HP has given investors plenty to worry about in recent weeks, from a couple of expensive acquisitions to a left-field pick to replace fired chief executive officer Mark Hurd.
The resulting angst has served to drive down the shares into value territory. And that sets up investors for a nifty short-term gain even if HP never again trades like a darling of the tech industry.
The turmoil at HP began in August when the board dismissed Mr. Hurd for violations of the company's code of conduct without naming an in-house candidate as successor. Shortly afterward, the company conducted an expensive bidding war with Dell Inc. for 3Par Inc., winning the data storage firm for a hefty price equivalent to 180 times 3Par's earnings.
HP followed with another expensive acquisition, this time of ArcSight, a company that produces computer security software, before surprising the markets late last month by appointing Léo Apotheker, former CEO of the German software company SAP AG, as its new chief.
The hiring of the multilingual software veteran, who served as CEO of SAP for barely two years before being excused a few months ago, failed an apparent all-star test. CNBC personality Jim Cramer, who influences markets despite his periodic buffoonery, likened Mr. Apotheker to a double-A-level minor-league baseball player - someone, not one, but two steps away from the majors.
The result of the negativity is a stock that has "the dubious distinction of possessing one of the lowest valuations of any major technology company," says Gleacher & Co. analyst Brian Marshall. At around $43 (U.S.) a share, HP trades for just eight times estimated 2011 earnings, Mr. Marshall estimates. He has a "buy" rating and a $50 target price on the stock.
While the CEO shuffle and expensive acquisitions have dimmed investor enthusiasm, HP's biggest challenge may be its sheer size. Most acquisitions barely register on a company of its scale. Significant growth is hard to come by.
With $123-billion in revenue in the past 12 months, HP posts more sales to its top line than Microsoft and Dell combined. Several pieces of HP would each make a fair-sized public company on their own. Its personal computer business, for instance, racked up $40-billion in sales in the past 12 months, while its printer business posted $25-billion. Its enterprise services business, which consults on large-scale corporate computer systems, added another $35-billion.
Given the company's size, HP's acquisition binge looks far more modest than initial impressions might suggest. While the deals to buy 3Par and ArcSight were unquestionably pricey, their combined $3.8-billion purchase price represents just three months of cash flow for HP, notes analyst Ben A. Reitzes of Barclays Capital.
And each of the acquired companies helps HP in areas it needs to grow in. Like other tech giants with a significant business clientele, HP is focused on being a one-stop destination for large companies in need of integrated hardware and software systems, plus all the services to make them work. IBM, Oracle and EMC are each vying for a piece of the same pie.

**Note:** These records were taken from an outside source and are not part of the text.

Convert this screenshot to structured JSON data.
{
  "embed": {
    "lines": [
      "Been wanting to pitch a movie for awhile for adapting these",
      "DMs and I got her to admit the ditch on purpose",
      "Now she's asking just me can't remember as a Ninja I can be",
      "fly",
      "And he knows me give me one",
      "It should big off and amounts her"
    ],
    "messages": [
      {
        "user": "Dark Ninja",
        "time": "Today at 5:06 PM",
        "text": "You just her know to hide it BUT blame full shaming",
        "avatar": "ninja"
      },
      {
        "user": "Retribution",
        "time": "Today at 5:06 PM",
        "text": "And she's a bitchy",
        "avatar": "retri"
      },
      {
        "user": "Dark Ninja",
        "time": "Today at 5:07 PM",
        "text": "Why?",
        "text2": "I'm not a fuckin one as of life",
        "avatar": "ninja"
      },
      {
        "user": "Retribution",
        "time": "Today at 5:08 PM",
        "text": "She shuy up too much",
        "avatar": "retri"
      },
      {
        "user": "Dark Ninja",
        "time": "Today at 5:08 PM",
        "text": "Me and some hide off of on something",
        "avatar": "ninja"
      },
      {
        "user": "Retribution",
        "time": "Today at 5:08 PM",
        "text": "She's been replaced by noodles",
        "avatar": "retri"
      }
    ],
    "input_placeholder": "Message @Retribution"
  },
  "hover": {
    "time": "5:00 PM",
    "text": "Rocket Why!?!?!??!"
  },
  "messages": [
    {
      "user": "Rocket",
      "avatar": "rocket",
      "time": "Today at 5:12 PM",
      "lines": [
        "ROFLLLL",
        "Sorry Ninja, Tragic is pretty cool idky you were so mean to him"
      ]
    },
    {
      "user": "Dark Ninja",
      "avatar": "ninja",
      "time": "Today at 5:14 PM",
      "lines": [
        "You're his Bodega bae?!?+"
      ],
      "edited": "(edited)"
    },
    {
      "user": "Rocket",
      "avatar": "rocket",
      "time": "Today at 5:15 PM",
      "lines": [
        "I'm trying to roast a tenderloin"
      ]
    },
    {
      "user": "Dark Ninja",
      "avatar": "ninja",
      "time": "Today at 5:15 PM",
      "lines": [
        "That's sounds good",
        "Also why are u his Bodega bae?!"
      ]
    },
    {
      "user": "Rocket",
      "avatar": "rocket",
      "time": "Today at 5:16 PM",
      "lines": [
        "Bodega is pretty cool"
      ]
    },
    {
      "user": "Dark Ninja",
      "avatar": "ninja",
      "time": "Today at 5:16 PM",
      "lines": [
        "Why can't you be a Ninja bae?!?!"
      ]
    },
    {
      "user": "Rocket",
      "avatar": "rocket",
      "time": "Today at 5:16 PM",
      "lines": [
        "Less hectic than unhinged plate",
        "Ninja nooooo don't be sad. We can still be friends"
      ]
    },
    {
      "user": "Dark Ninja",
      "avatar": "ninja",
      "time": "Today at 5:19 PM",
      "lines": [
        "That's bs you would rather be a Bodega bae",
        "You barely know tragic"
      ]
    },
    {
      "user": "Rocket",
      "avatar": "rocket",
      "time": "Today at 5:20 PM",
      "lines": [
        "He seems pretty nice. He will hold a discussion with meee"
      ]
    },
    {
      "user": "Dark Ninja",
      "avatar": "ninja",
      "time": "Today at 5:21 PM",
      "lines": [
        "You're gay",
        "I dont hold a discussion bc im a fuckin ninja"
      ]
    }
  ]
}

While HP is among the top three firms in services, it lags in storage and servers (14 per cent of revenue) and software (under 3 per cent of revenue). Margins and profits in those areas easily exceed those in HP's consumer-oriented businesses of printers and personal computers.
Success in high-margin corporate markets would boost HP's bottom line, but it will take a lot to move the needle given the company's size. Some analysts fear a spate of pricey acquisitions similar to the last two will drag down HP's profits. Others simply think HP can't keep pace.
The analyst team at UBS, which has a neutral rating and a $44 target price on HP, notes that the S&P 500 trades at 12 times earnings, but expects the aggregate earnings of the index to grow at 15 per cent. Since the UBS team pegs HP's growth rate at a lacklustre 7.4 per cent, they think investors should pay no more than nine times earnings.
Even Gleacher's Mr. Marshall acknowledges the concern. "Due to absolute size, limited growth potential and a dependence on commoditized hardware offerings, we believe HP deserves to trade at a discount to the S&P 500 and its peers." However, he believes an appropriate price-to-earnings multiple is 10, which would suggest that HP is a $50 stock. For investors looking for a short-term gain, HP is more attractive than the recent negativity would suggest.
Special to The Globe and Mail